=== Your task ===
Run through the records and show each line that includes the string "serviço".

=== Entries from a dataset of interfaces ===
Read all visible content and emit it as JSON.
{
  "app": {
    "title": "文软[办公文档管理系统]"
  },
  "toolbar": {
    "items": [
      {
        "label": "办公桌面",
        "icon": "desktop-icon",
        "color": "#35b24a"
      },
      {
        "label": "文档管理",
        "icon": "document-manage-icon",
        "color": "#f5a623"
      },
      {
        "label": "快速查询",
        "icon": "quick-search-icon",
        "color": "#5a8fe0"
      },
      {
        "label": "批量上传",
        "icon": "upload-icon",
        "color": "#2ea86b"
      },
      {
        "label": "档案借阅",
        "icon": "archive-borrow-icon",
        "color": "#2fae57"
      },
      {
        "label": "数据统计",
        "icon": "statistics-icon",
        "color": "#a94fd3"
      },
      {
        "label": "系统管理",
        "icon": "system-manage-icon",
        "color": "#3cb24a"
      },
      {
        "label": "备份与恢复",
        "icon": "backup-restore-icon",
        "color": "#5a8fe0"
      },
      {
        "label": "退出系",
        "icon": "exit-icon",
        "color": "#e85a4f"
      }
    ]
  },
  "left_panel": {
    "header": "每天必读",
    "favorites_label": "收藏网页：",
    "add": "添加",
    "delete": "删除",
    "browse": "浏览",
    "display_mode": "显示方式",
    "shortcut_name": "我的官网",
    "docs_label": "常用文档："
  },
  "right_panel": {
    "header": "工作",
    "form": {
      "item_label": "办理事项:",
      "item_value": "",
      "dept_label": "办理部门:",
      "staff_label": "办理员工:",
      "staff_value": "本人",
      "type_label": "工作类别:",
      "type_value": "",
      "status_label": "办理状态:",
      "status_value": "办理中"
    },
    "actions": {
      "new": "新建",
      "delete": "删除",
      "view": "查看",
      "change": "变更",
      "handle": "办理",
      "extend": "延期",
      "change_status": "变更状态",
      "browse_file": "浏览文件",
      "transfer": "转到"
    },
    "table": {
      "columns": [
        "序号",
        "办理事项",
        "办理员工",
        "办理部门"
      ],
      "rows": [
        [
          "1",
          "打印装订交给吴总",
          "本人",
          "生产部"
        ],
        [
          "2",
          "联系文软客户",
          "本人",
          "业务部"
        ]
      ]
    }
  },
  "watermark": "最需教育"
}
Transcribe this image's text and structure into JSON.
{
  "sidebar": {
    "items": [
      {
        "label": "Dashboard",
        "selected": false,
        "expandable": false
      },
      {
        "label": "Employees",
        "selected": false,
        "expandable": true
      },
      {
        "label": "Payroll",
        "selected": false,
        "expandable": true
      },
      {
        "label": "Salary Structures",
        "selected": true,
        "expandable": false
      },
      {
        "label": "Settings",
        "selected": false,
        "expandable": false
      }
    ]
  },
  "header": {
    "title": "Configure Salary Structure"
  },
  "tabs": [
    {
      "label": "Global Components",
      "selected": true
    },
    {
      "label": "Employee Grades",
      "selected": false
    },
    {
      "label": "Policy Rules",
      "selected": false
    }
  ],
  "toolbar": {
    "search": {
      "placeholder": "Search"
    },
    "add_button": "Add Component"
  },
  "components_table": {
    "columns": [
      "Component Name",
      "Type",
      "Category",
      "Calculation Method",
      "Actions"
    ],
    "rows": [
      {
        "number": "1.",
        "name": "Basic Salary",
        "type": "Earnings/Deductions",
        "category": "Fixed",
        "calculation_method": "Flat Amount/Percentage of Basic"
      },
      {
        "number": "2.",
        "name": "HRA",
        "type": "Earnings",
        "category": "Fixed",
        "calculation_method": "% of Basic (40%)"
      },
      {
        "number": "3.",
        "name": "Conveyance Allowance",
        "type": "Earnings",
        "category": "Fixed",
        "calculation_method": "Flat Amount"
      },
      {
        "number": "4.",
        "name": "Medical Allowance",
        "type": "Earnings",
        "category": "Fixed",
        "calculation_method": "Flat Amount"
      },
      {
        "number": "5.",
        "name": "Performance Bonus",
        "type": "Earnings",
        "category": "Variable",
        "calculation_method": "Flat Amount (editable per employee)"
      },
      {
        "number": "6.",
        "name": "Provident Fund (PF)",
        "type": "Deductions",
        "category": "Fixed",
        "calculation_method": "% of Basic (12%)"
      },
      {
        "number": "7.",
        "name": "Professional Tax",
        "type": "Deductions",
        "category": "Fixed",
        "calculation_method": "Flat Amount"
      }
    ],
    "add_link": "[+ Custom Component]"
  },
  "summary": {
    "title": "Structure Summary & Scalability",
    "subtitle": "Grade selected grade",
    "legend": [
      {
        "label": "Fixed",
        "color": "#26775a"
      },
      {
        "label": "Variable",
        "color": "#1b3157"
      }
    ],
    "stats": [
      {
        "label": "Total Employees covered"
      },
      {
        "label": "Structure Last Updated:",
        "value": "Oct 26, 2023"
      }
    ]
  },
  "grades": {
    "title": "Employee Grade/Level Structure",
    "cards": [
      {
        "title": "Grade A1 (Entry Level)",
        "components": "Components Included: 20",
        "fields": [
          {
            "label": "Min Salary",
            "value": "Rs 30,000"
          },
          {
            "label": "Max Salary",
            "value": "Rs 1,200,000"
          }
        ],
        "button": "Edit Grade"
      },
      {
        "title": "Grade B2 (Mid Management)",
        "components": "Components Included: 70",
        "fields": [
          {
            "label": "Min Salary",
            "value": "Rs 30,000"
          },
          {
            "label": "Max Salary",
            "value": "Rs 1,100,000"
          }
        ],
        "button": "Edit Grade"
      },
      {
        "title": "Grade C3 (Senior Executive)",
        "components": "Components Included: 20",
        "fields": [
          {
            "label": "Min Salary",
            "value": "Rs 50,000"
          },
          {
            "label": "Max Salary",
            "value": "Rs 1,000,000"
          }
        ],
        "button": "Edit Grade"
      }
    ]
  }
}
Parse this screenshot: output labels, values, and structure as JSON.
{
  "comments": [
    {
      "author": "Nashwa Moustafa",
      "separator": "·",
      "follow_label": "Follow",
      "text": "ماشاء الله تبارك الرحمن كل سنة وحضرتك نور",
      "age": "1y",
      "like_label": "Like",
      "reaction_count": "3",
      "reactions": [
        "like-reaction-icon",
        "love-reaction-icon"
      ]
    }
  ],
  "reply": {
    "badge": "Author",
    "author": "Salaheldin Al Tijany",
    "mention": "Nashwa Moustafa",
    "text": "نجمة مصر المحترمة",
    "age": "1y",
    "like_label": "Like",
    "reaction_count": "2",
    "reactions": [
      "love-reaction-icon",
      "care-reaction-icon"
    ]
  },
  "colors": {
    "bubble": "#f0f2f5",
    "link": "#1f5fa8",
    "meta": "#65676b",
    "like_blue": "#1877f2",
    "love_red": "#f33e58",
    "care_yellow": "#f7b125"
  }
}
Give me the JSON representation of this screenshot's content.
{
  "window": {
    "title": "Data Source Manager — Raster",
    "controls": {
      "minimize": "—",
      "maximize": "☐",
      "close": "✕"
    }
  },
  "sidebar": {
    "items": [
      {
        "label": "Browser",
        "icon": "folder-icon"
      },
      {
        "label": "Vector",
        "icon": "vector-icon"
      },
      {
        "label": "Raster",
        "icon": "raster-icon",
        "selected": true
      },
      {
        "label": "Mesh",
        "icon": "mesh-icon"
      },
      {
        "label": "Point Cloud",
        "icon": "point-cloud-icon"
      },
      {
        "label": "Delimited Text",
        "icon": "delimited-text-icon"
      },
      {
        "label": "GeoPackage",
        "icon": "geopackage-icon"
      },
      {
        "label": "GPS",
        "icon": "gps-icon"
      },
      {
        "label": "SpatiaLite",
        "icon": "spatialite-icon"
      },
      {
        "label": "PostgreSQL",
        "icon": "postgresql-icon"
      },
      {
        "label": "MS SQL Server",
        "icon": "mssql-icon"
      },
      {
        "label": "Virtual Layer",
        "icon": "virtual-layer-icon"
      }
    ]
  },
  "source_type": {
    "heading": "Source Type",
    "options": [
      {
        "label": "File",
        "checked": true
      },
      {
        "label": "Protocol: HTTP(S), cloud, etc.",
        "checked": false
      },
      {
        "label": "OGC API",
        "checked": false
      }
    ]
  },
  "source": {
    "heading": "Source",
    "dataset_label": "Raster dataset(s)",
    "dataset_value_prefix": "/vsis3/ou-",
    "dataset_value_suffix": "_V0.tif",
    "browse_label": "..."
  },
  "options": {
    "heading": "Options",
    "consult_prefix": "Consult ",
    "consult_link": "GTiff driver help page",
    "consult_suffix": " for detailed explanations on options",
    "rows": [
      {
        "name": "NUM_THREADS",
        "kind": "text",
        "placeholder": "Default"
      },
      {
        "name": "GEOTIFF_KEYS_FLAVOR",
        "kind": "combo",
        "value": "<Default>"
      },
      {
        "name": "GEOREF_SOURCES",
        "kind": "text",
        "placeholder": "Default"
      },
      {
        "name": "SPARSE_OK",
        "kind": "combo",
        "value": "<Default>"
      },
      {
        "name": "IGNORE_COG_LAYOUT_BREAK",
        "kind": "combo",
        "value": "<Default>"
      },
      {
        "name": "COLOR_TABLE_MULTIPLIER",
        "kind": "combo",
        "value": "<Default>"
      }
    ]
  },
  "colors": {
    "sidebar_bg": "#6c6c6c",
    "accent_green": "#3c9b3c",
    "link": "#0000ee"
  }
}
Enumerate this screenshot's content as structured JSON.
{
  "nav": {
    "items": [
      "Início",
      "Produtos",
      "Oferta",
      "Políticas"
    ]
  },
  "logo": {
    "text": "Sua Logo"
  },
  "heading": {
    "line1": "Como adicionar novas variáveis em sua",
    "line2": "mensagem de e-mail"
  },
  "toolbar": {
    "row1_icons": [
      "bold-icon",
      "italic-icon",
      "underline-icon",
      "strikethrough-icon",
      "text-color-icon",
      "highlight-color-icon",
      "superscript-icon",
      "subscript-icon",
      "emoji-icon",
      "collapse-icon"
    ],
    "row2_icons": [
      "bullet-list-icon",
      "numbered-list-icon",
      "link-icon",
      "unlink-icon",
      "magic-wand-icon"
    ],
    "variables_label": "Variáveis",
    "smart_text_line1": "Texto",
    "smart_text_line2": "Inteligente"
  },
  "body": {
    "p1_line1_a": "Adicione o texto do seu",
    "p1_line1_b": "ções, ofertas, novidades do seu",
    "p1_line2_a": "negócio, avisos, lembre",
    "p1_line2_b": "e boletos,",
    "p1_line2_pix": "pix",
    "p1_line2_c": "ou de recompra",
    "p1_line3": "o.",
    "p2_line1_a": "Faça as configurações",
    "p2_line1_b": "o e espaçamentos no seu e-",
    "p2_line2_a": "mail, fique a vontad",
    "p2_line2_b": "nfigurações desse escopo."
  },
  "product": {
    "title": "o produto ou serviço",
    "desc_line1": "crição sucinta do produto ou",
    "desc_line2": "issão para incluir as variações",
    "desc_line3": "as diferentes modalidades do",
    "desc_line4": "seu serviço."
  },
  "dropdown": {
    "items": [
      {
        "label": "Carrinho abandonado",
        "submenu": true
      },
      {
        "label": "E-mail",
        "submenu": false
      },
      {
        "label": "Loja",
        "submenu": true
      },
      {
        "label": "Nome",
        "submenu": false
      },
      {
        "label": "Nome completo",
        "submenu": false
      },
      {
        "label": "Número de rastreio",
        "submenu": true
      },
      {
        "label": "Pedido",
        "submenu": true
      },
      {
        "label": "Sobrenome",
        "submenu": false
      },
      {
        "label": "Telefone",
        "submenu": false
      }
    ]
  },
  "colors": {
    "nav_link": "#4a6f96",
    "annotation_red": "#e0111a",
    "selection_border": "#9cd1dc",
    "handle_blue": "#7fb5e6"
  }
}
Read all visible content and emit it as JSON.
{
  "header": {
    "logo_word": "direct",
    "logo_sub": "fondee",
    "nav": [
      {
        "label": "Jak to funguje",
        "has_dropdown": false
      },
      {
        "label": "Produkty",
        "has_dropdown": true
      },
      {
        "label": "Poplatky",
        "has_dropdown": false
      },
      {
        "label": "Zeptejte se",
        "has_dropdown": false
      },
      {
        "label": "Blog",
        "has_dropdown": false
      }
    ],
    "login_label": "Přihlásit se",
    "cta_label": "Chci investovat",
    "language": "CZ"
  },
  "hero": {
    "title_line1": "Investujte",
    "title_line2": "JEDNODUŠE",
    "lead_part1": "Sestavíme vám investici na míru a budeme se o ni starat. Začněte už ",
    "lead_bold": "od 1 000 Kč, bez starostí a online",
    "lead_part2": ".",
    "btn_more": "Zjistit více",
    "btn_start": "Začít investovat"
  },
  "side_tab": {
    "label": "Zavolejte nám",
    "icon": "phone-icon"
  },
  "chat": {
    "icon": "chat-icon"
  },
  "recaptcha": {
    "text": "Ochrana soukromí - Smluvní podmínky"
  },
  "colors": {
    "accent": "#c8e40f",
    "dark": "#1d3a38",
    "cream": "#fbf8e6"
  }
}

=== Reply to the exercise ===
    "title": "o produto ou serviço",
    "desc_line4": "seu serviço."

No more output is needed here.